**WHAT THE TASK ASKS:** Each line in the records below that has the word "title" should be copied.

**DATA SUPPLIED:**

-- Opening Marker --

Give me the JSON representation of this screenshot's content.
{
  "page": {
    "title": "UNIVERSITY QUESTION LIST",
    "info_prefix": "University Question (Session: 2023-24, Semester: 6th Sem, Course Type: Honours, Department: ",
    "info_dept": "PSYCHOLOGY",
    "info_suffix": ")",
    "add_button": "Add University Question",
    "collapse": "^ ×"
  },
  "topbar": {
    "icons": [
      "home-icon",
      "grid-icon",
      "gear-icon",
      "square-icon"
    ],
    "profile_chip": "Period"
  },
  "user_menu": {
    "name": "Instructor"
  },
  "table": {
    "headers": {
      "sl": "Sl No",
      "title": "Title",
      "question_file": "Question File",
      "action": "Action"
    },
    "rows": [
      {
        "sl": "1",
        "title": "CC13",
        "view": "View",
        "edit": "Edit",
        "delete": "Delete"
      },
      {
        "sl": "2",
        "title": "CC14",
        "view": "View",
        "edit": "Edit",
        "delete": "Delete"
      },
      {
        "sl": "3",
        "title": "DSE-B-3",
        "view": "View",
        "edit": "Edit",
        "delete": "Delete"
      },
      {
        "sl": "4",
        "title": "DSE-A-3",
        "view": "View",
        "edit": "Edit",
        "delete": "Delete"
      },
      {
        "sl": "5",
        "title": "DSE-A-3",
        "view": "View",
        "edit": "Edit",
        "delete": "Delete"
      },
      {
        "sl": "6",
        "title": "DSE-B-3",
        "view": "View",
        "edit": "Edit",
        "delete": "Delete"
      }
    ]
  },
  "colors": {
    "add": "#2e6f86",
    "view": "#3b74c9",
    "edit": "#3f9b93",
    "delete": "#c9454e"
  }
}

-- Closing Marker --

**RESPONSE:**
    "title": "UNIVERSITY QUESTION LIST",
      "title": "Title",
        "title": "CC13",
        "title": "CC14",
        "title": "DSE-B-3",
        "title": "DSE-A-3",
        "title": "DSE-A-3",
        "title": "DSE-B-3",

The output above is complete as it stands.